───── RECORDS TO USE ─────
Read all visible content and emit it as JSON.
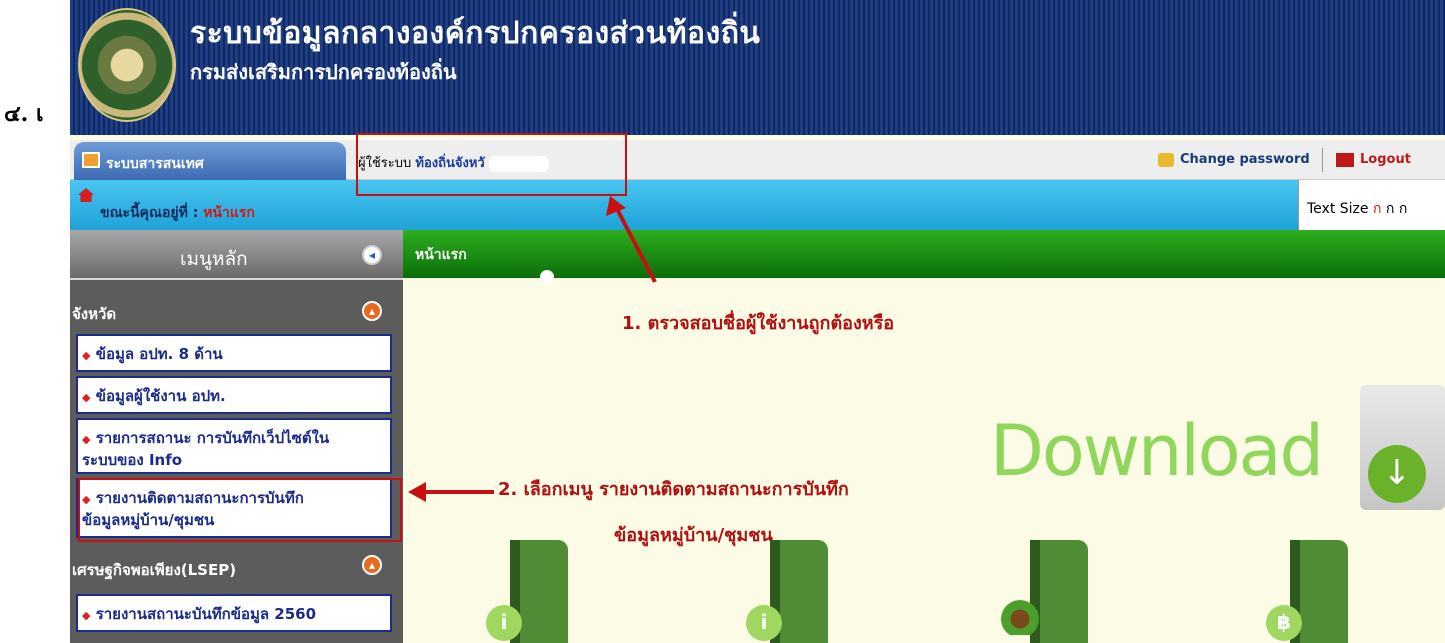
{
  "document": {
    "step_prefix": "๔. เ"
  },
  "header": {
    "title": "ระบบข้อมูลกลางองค์กรปกครองส่วนท้องถิ่น",
    "subtitle": "กรมส่งเสริมการปกครองท้องถิ่น",
    "logo_icon": "department-seal-logo"
  },
  "topbar": {
    "tab_label": "ระบบสารสนเทศ",
    "user_prefix": "ผู้ใช้ระบบ",
    "user_name": "ท้องถิ่นจังหวั",
    "change_password": "Change password",
    "logout": "Logout"
  },
  "breadcrumb": {
    "label": "ขณะนี้คุณอยู่ที่ :",
    "value": "หน้าแรก"
  },
  "text_size": {
    "label": "Text Size",
    "options": [
      "ก",
      "ก",
      "ก"
    ]
  },
  "menu": {
    "header": "เมนูหลัก",
    "groups": [
      {
        "label": "จังหวัด"
      },
      {
        "label": "เศรษฐกิจพอเพียง(LSEP)"
      }
    ],
    "items": [
      "ข้อมูล อปท. 8 ด้าน",
      "ข้อมูลผู้ใช้งาน อปท.",
      "รายการสถานะ การบันทึกเว็ปไซต์ใน",
      "ระบบของ Info",
      "รายงานติดตามสถานะการบันทึก",
      "ข้อมูลหมู่บ้าน/ชุมชน",
      "รายงานสถานะบันทึกข้อมูล 2560"
    ]
  },
  "content": {
    "header": "หน้าแรก",
    "annotation_1": "1. ตรวจสอบชื่อผู้ใช้งานถูกต้องหรือ",
    "annotation_2_line1": "2. เลือกเมนู รายงานติดตามสถานะการบันทึก",
    "annotation_2_line2": "ข้อมูลหมู่บ้าน/ชุมชน",
    "download_label": "Download",
    "icons": [
      "info-book-icon",
      "info-book-icon",
      "palm-book-icon",
      "baht-book-icon"
    ]
  },
  "colors": {
    "banner": "#1e3f86",
    "breadcrumb_bar": "#20a2d8",
    "content_header": "#0b6e0b",
    "annotation": "#b01010",
    "download": "#8fd65a"
  }
}
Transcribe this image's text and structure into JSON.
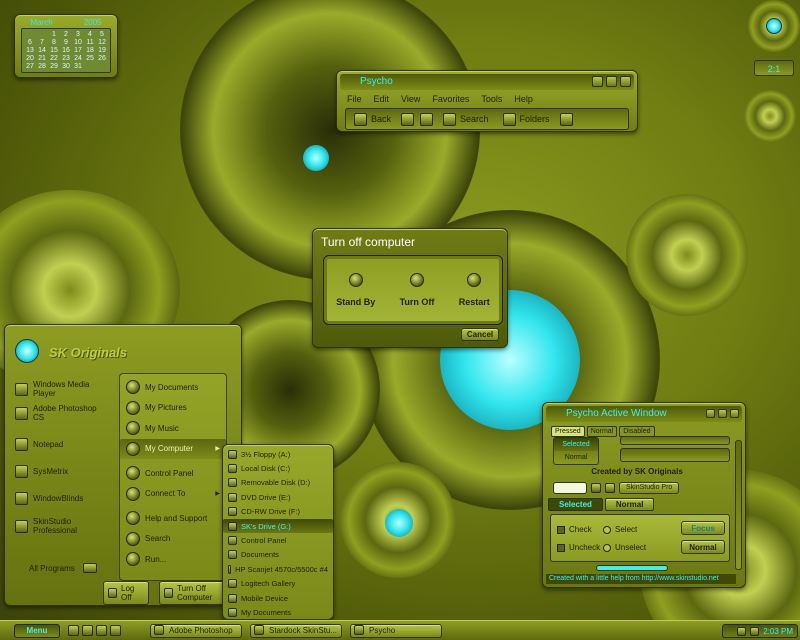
{
  "calendar": {
    "month": "March",
    "year": "2005",
    "rows": [
      [
        "",
        "",
        "1",
        "2",
        "3",
        "4",
        "5"
      ],
      [
        "6",
        "7",
        "8",
        "9",
        "10",
        "11",
        "12"
      ],
      [
        "13",
        "14",
        "15",
        "16",
        "17",
        "18",
        "19"
      ],
      [
        "20",
        "21",
        "22",
        "23",
        "24",
        "25",
        "26"
      ],
      [
        "27",
        "28",
        "29",
        "30",
        "31",
        "",
        ""
      ]
    ]
  },
  "clock": {
    "readout": "2:1"
  },
  "explorer": {
    "title": "Psycho",
    "menu": [
      "File",
      "Edit",
      "View",
      "Favorites",
      "Tools",
      "Help"
    ],
    "toolbar": {
      "back": "Back",
      "search": "Search",
      "folders": "Folders"
    }
  },
  "shutdown": {
    "title": "Turn off computer",
    "options": [
      "Stand By",
      "Turn Off",
      "Restart"
    ],
    "cancel": "Cancel"
  },
  "startmenu": {
    "title": "SK Originals",
    "pinned": [
      "Windows Media Player",
      "Adobe Photoshop CS",
      "Notepad",
      "SysMetrix",
      "WindowBlinds",
      "SkinStudio Professional"
    ],
    "places": [
      "My Documents",
      "My Pictures",
      "My Music",
      "My Computer",
      "Control Panel",
      "Connect To",
      "Help and Support",
      "Search",
      "Run..."
    ],
    "all_programs": "All Programs",
    "log_off": "Log Off",
    "turn_off": "Turn Off Computer"
  },
  "submenu": {
    "items": [
      "3½ Floppy (A:)",
      "Local Disk (C:)",
      "Removable Disk (D:)",
      "DVD Drive (E:)",
      "CD-RW Drive (F:)",
      "SK's Drive (G:)",
      "Control Panel",
      "Documents",
      "HP Scanjet 4570c/5500c #4",
      "Logitech Gallery",
      "Mobile Device",
      "My Documents"
    ],
    "active_index": 5
  },
  "skinwin": {
    "title": "Psycho  Active Window",
    "tabs": [
      "Pressed",
      "Normal",
      "Disabled"
    ],
    "state_selected": "Selected",
    "state_normal": "Normal",
    "created": "Created by SK Originals",
    "skinstudio_btn": "SkinStudio Pro",
    "tab_selected": "Selected",
    "tab_normal": "Normal",
    "check": "Check",
    "uncheck": "Uncheck",
    "select": "Select",
    "unselect": "Unselect",
    "focus_btn": "Focus",
    "normal_btn": "Normal",
    "footer": "Created with a little help from http://www.skinstudio.net"
  },
  "taskbar": {
    "start": "Menu",
    "tasks": [
      "Adobe Photoshop",
      "Stardock SkinStu...",
      "Psycho"
    ],
    "time": "2:03 PM"
  }
}
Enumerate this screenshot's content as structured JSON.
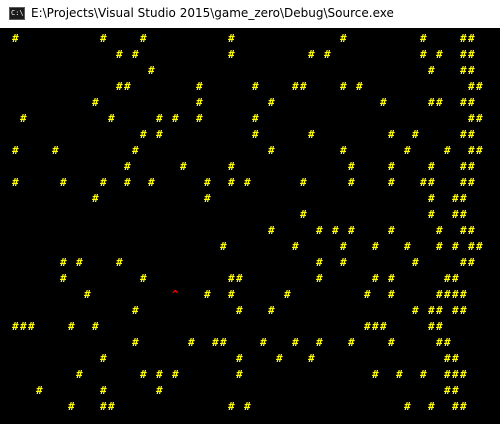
{
  "window": {
    "title": "E:\\Projects\\Visual Studio 2015\\game_zero\\Debug\\Source.exe",
    "icon": "console-app-icon",
    "icon_glyph": "C:\\"
  },
  "console": {
    "background": "#000000",
    "wall_color": "#ffff00",
    "player_color": "#ff0000",
    "wall_char": "#",
    "player_char": "^",
    "columns": 62,
    "rows": 25,
    "lines": [
      " #          #    #          #             #         #    ##",
      "              # #           #         # #           # #  ##",
      "                  #                                  #   ##",
      "              ##        #      #    ##    # #             ##",
      "           #            #        #             #     ##  ##",
      "  #          #     # #  #      #                          ##",
      "                 # #           #      #         #  #     ##",
      " #    #         #                #        #       #    #  ##",
      "               #      #     #              #    #    #   ##",
      " #     #    #  #  #      #  # #      #     #    #   ##   ##",
      "           #             #                           #  ##",
      "                                     #               #  ##",
      "                                 #     # # #    #     #  ##",
      "                           #        #     #   #   #   # # ##",
      "       # #    #                        #  #        #     ##",
      "       #         #          ##         #      # #      ##",
      "          #          ^   #  #      #         #  #     ####",
      "                #            #   #                 # ## ##",
      " ###    #  #                                 ###     ##",
      "                #      #  ##    #   #  #   #    #     ##",
      "            #                #    #   #                ##",
      "         #       # # #       #                #  #  #  ###",
      "    #       #      #                                   ##",
      "        #   ##              # #                   #  #  ##"
    ]
  }
}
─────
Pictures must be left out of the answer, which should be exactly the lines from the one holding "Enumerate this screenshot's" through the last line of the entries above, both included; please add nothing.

REPLY TO THE EXERCISE:
Enumerate this screenshot's content as structured JSON.
{
  "window": {
    "title": "E:\\Projects\\Visual Studio 2015\\game_zero\\Debug\\Source.exe",
    "icon": "console-app-icon",
    "icon_glyph": "C:\\"
  },
  "console": {
    "background": "#000000",
    "wall_color": "#ffff00",
    "player_color": "#ff0000",
    "wall_char": "#",
    "player_char": "^",
    "columns": 62,
    "rows": 25,
    "lines": [
      " #          #    #          #             #         #    ##",
      "              # #           #         # #           # #  ##",
      "                  #                                  #   ##",
      "              ##        #      #    ##    # #             ##",
      "           #            #        #             #     ##  ##",
      "  #          #     # #  #      #                          ##",
      "                 # #           #      #         #  #     ##",
      " #    #         #                #        #       #    #  ##",
      "               #      #     #              #    #    #   ##",
      " #     #    #  #  #      #  # #      #     #    #   ##   ##",
      "           #             #                           #  ##",
      "                                     #               #  ##",
      "                                 #     # # #    #     #  ##",
      "                           #        #     #   #   #   # # ##",
      "       # #    #                        #  #        #     ##",
      "       #         #          ##         #      # #      ##",
      "          #          ^   #  #      #         #  #     ####",
      "                #            #   #                 # ## ##",
      " ###    #  #                                 ###     ##",
      "                #      #  ##    #   #  #   #    #     ##",
      "            #                #    #   #                ##",
      "         #       # # #       #                #  #  #  ###",
      "    #       #      #                                   ##",
      "        #   ##              # #                   #  #  ##"
    ]
  }
}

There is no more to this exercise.